Talk of resolutions aside, Agha's moved on to the subjects of Israel and neoconservatism, writing: "Peace can never be achieved by pursuing a double-standard policy or by siding with the occupiers of Arab lands. This is the message of peace which Damascus heralds through dialogue. And this is the message to be addressed to all visitors. . . . Let Mr. Bush and his neo-cons know well that the message to be addressed to the brave Lady, Mrs. Pelosi, during her visit is invaluable."

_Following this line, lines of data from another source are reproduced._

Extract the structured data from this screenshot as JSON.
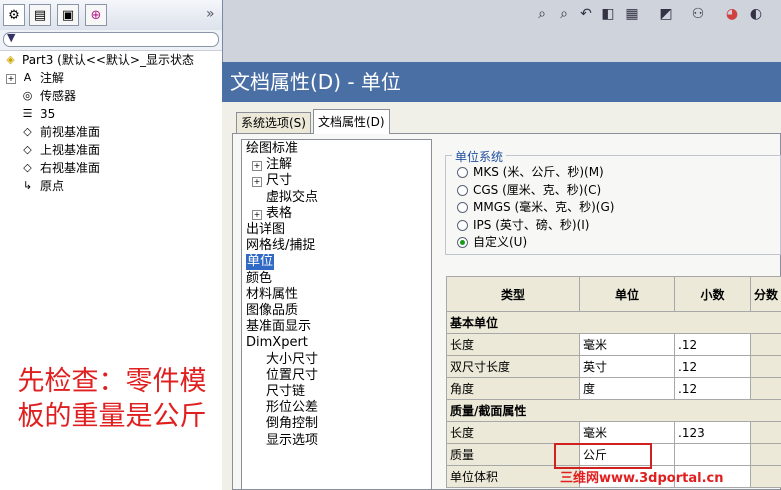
{
  "feature_manager": {
    "tabs": [
      "feature-manager-icon",
      "property-manager-icon",
      "configuration-manager-icon",
      "dimxpert-icon"
    ],
    "more": "»",
    "filter_icon": "filter-icon",
    "part_line": "Part3  (默认<<默认>_显示状态",
    "tree": [
      {
        "label": "注解",
        "icon": "annotation-icon",
        "expander": "+"
      },
      {
        "label": "传感器",
        "icon": "sensor-icon",
        "expander": ""
      },
      {
        "label": "35",
        "icon": "material-icon",
        "expander": ""
      },
      {
        "label": "前视基准面",
        "icon": "plane-icon",
        "expander": ""
      },
      {
        "label": "上视基准面",
        "icon": "plane-icon",
        "expander": ""
      },
      {
        "label": "右视基准面",
        "icon": "plane-icon",
        "expander": ""
      },
      {
        "label": "原点",
        "icon": "origin-icon",
        "expander": ""
      }
    ]
  },
  "annotation_note": "先检查：零件模板的重量是公斤",
  "toolbar": {
    "icons": [
      "zoom-fit-icon",
      "zoom-area-icon",
      "previous-view-icon",
      "section-view-icon",
      "view-orientation-icon",
      "display-style-icon",
      "hide-show-icon",
      "appearance-icon",
      "scene-icon"
    ]
  },
  "dialog": {
    "title": "文档属性(D)  -  单位",
    "tabs": [
      {
        "label": "系统选项(S)",
        "active": false
      },
      {
        "label": "文档属性(D)",
        "active": true
      }
    ],
    "nav": [
      {
        "label": "绘图标准",
        "indent": 0,
        "expander": ""
      },
      {
        "label": "注解",
        "indent": 1,
        "expander": "+"
      },
      {
        "label": "尺寸",
        "indent": 1,
        "expander": "+"
      },
      {
        "label": "虚拟交点",
        "indent": 1,
        "expander": ""
      },
      {
        "label": "表格",
        "indent": 1,
        "expander": "+"
      },
      {
        "label": "出详图",
        "indent": 0,
        "expander": ""
      },
      {
        "label": "网格线/捕捉",
        "indent": 0,
        "expander": ""
      },
      {
        "label": "单位",
        "indent": 0,
        "expander": "",
        "selected": true
      },
      {
        "label": "颜色",
        "indent": 0,
        "expander": ""
      },
      {
        "label": "材料属性",
        "indent": 0,
        "expander": ""
      },
      {
        "label": "图像品质",
        "indent": 0,
        "expander": ""
      },
      {
        "label": "基准面显示",
        "indent": 0,
        "expander": ""
      },
      {
        "label": "DimXpert",
        "indent": 0,
        "expander": ""
      },
      {
        "label": "大小尺寸",
        "indent": 1,
        "expander": ""
      },
      {
        "label": "位置尺寸",
        "indent": 1,
        "expander": ""
      },
      {
        "label": "尺寸链",
        "indent": 1,
        "expander": ""
      },
      {
        "label": "形位公差",
        "indent": 1,
        "expander": ""
      },
      {
        "label": "倒角控制",
        "indent": 1,
        "expander": ""
      },
      {
        "label": "显示选项",
        "indent": 1,
        "expander": ""
      }
    ],
    "unit_system": {
      "title": "单位系统",
      "options": [
        {
          "label": "MKS (米、公斤、秒)(M)",
          "selected": false
        },
        {
          "label": "CGS (厘米、克、秒)(C)",
          "selected": false
        },
        {
          "label": "MMGS (毫米、克、秒)(G)",
          "selected": false
        },
        {
          "label": "IPS (英寸、磅、秒)(I)",
          "selected": false
        },
        {
          "label": "自定义(U)",
          "selected": true
        }
      ]
    },
    "table": {
      "headers": [
        "类型",
        "单位",
        "小数",
        "分数"
      ],
      "sections": [
        {
          "title": "基本单位",
          "rows": [
            {
              "type": "长度",
              "unit": "毫米",
              "decimals": ".12"
            },
            {
              "type": "双尺寸长度",
              "unit": "英寸",
              "decimals": ".12"
            },
            {
              "type": "角度",
              "unit": "度",
              "decimals": ".12"
            }
          ]
        },
        {
          "title": "质量/截面属性",
          "rows": [
            {
              "type": "长度",
              "unit": "毫米",
              "decimals": ".123"
            },
            {
              "type": "质量",
              "unit": "公斤",
              "decimals": ""
            },
            {
              "type": "单位体积",
              "unit": "",
              "decimals": ""
            }
          ]
        }
      ]
    }
  },
  "watermark": "三维网www.3dportal.cn",
  "colors": {
    "title_bar": "#4a6fa5",
    "highlight": "#d02020",
    "selection": "#316ac5"
  }
}
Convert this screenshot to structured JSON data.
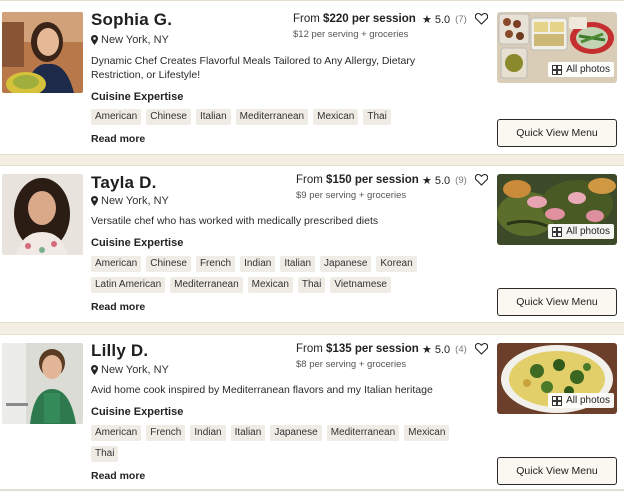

Al-Khaleej, a newspaper based in the United Arab Emirates, interpreted Pelosi's visit more definitively: "The visit of Speaker of the U.S. House of Representatives Nancy Pelosi to Damascus cancels a whole policy being pursued by the White House against Syria, which will reflect that a dialogue with Syria is a necessity and will renovate a notion adopted by the U.S. administrations before 2000 that there is no choice but to communicate with Damascus on issues of war, peace, security and politics in the region." The paper concluded, "The visit of Pelosi shows a change in the relation of the U.S. towards Syria since the occupation of Iraq and the American boycott of Syria since 2003."

The Tunisian newspaper Al-Shurouq claimed that Pelosi's visit "asserts the existence of two American states; all of them are trying to achieve strategic interests of the U.S. in different ways."

Somewhat tongue in cheek, Amir Taheri, in an op-ed for Arab News cited the remarks made to him by a Lebanese minister who said, "Her visit was a godsend to an isolated and beleaguered regime. The Syrian regime, which had been thinking of bowing to international pressure, is now reassured. All it has to do is to wait until Pelosi's party takes over the White House in 2009." Another editorial in Lebanon's, the Daily Star, cited the Syria Times that reported: "Her visit has given Damascus great hopes of a rebalancing of U.S. policy in the region," which it deemed as nothing short of fantasy.

As Amir Taheri pointed out, "[Pelosi's visit] confirms the analysis made by President Mahmoud Ahmadinejad of the Islamic Republic of Iran that the United States is incapable of developing and implementing a long-term strategy . . . the U.S. is like a fickle monarch who might wake up one morning and decide to do the exact opposite of what he had been doing for years. The most radical elements in the region liked Pelosi best if only because she endorsed their campaign of vilification against the Bush administration."

Taheri concluded his editorial with a warning: "The Pelosization of U.S. foreign policy could plunge the Middle East into endless civil and regional wars, facilitate the return of terrorist organizations now facing defeat and ultimate destruction, and, in time, threaten U.S. national security on a grander scale. And that, in turn, could force the U.S. into wars bigger and costlier than the ones in Afghanistan and Iraq that Pelosi regards as mistakes."

The Arab media's reaction to Pelosi shows that when President Bush warned the speaker of the House was sending "mixed signals," he couldn't have been more right.

Amy K. Rosenthal is a writer for Italy's conservative daily, Il Foglio. She lives in Rome and Jerusalem.